**Stored data entries:**
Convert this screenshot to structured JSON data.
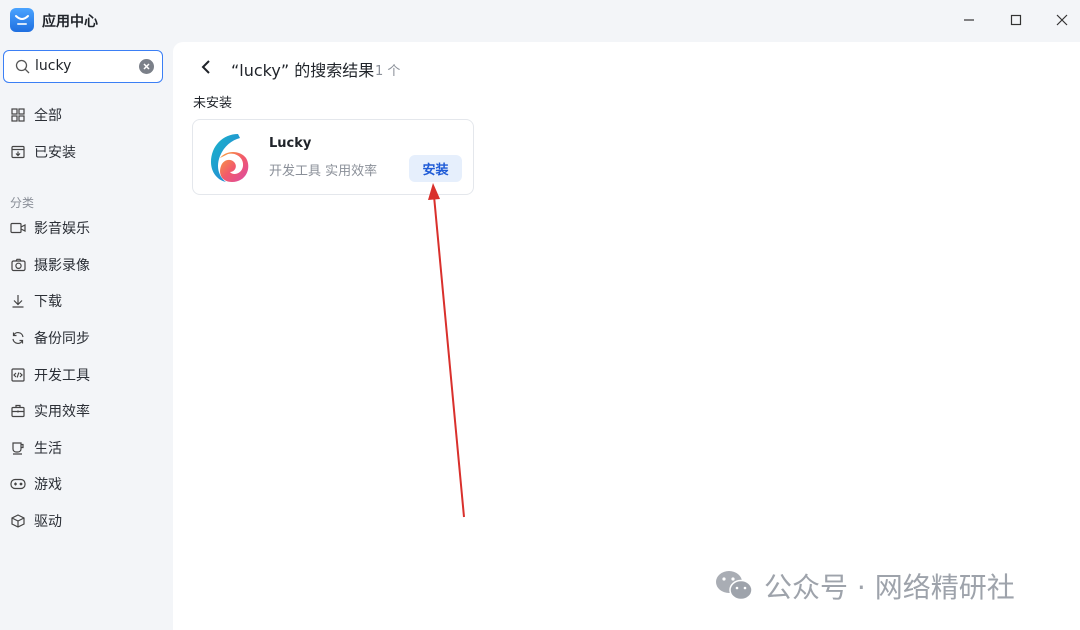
{
  "window": {
    "title": "应用中心",
    "logo_icon": "app-store-icon",
    "controls": {
      "minimize_icon": "minimize-icon",
      "maximize_icon": "maximize-icon",
      "close_icon": "close-icon"
    }
  },
  "search": {
    "value": "lucky",
    "icon": "search-icon",
    "clear_icon": "clear-icon"
  },
  "sidebar": {
    "top_items": [
      {
        "label": "全部",
        "icon": "grid-icon"
      },
      {
        "label": "已安装",
        "icon": "installed-icon"
      }
    ],
    "category_label": "分类",
    "categories": [
      {
        "label": "影音娱乐",
        "icon": "video-icon"
      },
      {
        "label": "摄影录像",
        "icon": "camera-icon"
      },
      {
        "label": "下载",
        "icon": "download-icon"
      },
      {
        "label": "备份同步",
        "icon": "sync-icon"
      },
      {
        "label": "开发工具",
        "icon": "code-icon"
      },
      {
        "label": "实用效率",
        "icon": "toolbox-icon"
      },
      {
        "label": "生活",
        "icon": "cup-icon"
      },
      {
        "label": "游戏",
        "icon": "gamepad-icon"
      },
      {
        "label": "驱动",
        "icon": "cube-icon"
      }
    ]
  },
  "main": {
    "title": "“lucky” 的搜索结果",
    "count": "1 个",
    "section": "未安装",
    "apps": [
      {
        "name": "Lucky",
        "tags": "开发工具 实用效率",
        "action": "安装",
        "icon": "lucky-app-icon"
      }
    ]
  },
  "watermark": {
    "text": "公众号 · 网络精研社",
    "icon": "wechat-icon"
  },
  "colors": {
    "accent": "#3b7ff5",
    "install_bg": "#e6effc",
    "arrow": "#d9302c",
    "sidebar_bg": "#f3f5f8"
  }
}
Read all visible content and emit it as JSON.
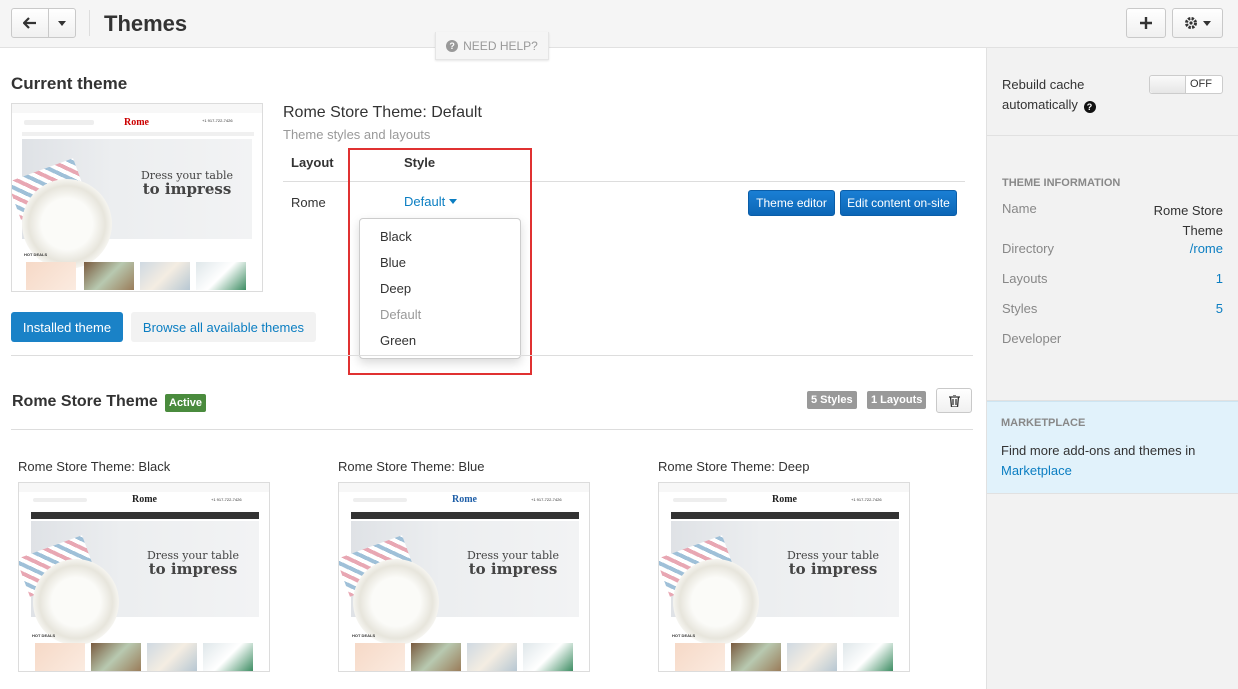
{
  "header": {
    "title": "Themes",
    "need_help": "NEED HELP?"
  },
  "current": {
    "heading": "Current theme",
    "theme_title": "Rome Store Theme: Default",
    "theme_subtitle": "Theme styles and layouts",
    "col_layout": "Layout",
    "col_style": "Style",
    "layout_value": "Rome",
    "style_value": "Default",
    "theme_editor_label": "Theme editor",
    "edit_content_label": "Edit content on-site"
  },
  "style_options": [
    "Black",
    "Blue",
    "Deep",
    "Default",
    "Green"
  ],
  "tabs": {
    "installed": "Installed theme",
    "browse": "Browse all available themes"
  },
  "theme_block": {
    "name": "Rome Store Theme",
    "active_badge": "Active",
    "styles_badge": "5 Styles",
    "layouts_badge": "1 Layouts"
  },
  "previews": [
    {
      "title": "Rome Store Theme: Black",
      "nav_color": "#333333",
      "logo_color": "#222222"
    },
    {
      "title": "Rome Store Theme: Blue",
      "nav_color": "#333333",
      "logo_color": "#1f5fa8"
    },
    {
      "title": "Rome Store Theme: Deep",
      "nav_color": "#333333",
      "logo_color": "#222222"
    }
  ],
  "thumb_text": {
    "logo": "Rome",
    "hero_line1": "Dress your table",
    "hero_line2": "to impress",
    "hot_deals": "HOT DEALS",
    "phone": "+1 917-722-7426"
  },
  "sidebar": {
    "rebuild_label": "Rebuild cache automatically",
    "toggle_state": "OFF",
    "info_title": "THEME INFORMATION",
    "name_label": "Name",
    "name_value": "Rome Store Theme",
    "directory_label": "Directory",
    "directory_value": "/rome",
    "layouts_label": "Layouts",
    "layouts_value": "1",
    "styles_label": "Styles",
    "styles_value": "5",
    "developer_label": "Developer",
    "marketplace_title": "MARKETPLACE",
    "marketplace_text": "Find more add-ons and themes in",
    "marketplace_link": "Marketplace"
  },
  "colors": {
    "accent": "#0b7ec2",
    "primary_button": "#1373c9",
    "active_badge": "#4a8b3d",
    "highlight": "#e03131",
    "marketplace_bg": "#e1f2fb"
  }
}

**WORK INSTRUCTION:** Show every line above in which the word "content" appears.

**SOLUTION TO THE PROBLEM:**
Read all visible content and emit it as JSON.
    "edit_content_label": "Edit content on-site"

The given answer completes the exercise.